-- Task to carry out --
For this exercise, retype all the data exactly and exclude every image.
===============
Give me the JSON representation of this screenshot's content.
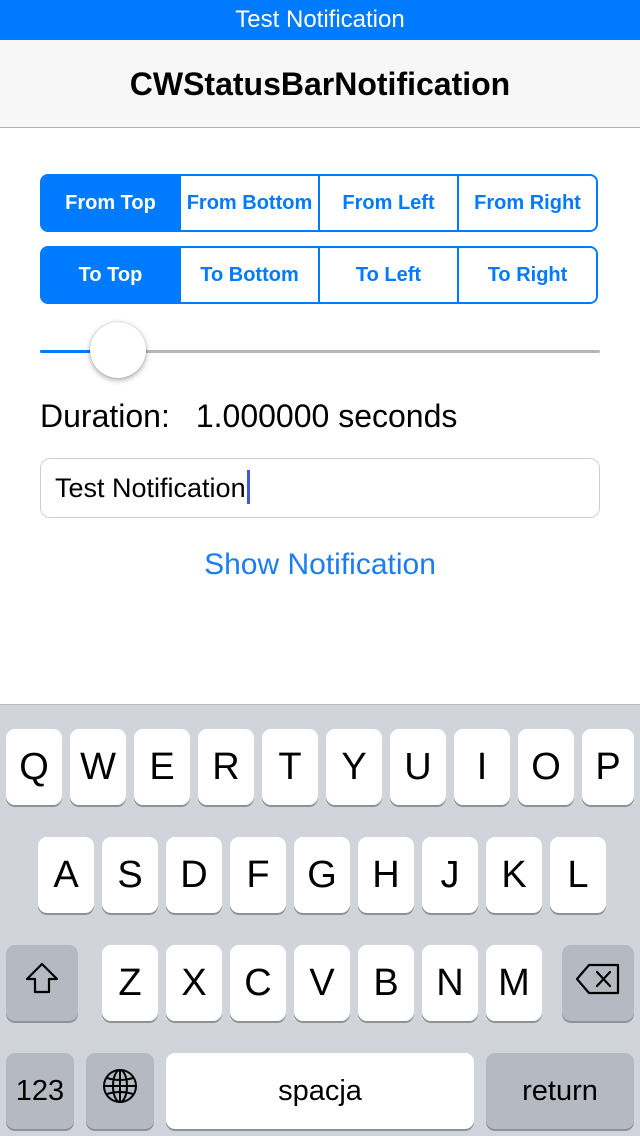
{
  "status_bar": {
    "text": "Test Notification"
  },
  "nav": {
    "title": "CWStatusBarNotification"
  },
  "from_segments": [
    "From Top",
    "From Bottom",
    "From Left",
    "From Right"
  ],
  "to_segments": [
    "To Top",
    "To Bottom",
    "To Left",
    "To Right"
  ],
  "selected_from": 0,
  "selected_to": 0,
  "slider": {
    "fraction": 0.1
  },
  "duration": {
    "label": "Duration:",
    "value": "1.000000 seconds"
  },
  "text_field": {
    "value": "Test Notification"
  },
  "show_button": {
    "label": "Show Notification"
  },
  "keyboard": {
    "row1": [
      "Q",
      "W",
      "E",
      "R",
      "T",
      "Y",
      "U",
      "I",
      "O",
      "P"
    ],
    "row2": [
      "A",
      "S",
      "D",
      "F",
      "G",
      "H",
      "J",
      "K",
      "L"
    ],
    "row3": [
      "Z",
      "X",
      "C",
      "V",
      "B",
      "N",
      "M"
    ],
    "numbers_label": "123",
    "space_label": "spacja",
    "return_label": "return"
  },
  "colors": {
    "accent": "#007aff",
    "keyboard_bg": "#d1d5db",
    "dark_key": "#b5bac2"
  },
  "icons": {
    "shift": "shift-icon",
    "delete": "delete-icon",
    "globe": "globe-icon"
  }
}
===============
-- Output below --
Give me the JSON representation of this screenshot's content.
{
  "status_bar": {
    "text": "Test Notification"
  },
  "nav": {
    "title": "CWStatusBarNotification"
  },
  "from_segments": [
    "From Top",
    "From Bottom",
    "From Left",
    "From Right"
  ],
  "to_segments": [
    "To Top",
    "To Bottom",
    "To Left",
    "To Right"
  ],
  "selected_from": 0,
  "selected_to": 0,
  "slider": {
    "fraction": 0.1
  },
  "duration": {
    "label": "Duration:",
    "value": "1.000000 seconds"
  },
  "text_field": {
    "value": "Test Notification"
  },
  "show_button": {
    "label": "Show Notification"
  },
  "keyboard": {
    "row1": [
      "Q",
      "W",
      "E",
      "R",
      "T",
      "Y",
      "U",
      "I",
      "O",
      "P"
    ],
    "row2": [
      "A",
      "S",
      "D",
      "F",
      "G",
      "H",
      "J",
      "K",
      "L"
    ],
    "row3": [
      "Z",
      "X",
      "C",
      "V",
      "B",
      "N",
      "M"
    ],
    "numbers_label": "123",
    "space_label": "spacja",
    "return_label": "return"
  },
  "colors": {
    "accent": "#007aff",
    "keyboard_bg": "#d1d5db",
    "dark_key": "#b5bac2"
  },
  "icons": {
    "shift": "shift-icon",
    "delete": "delete-icon",
    "globe": "globe-icon"
  }
}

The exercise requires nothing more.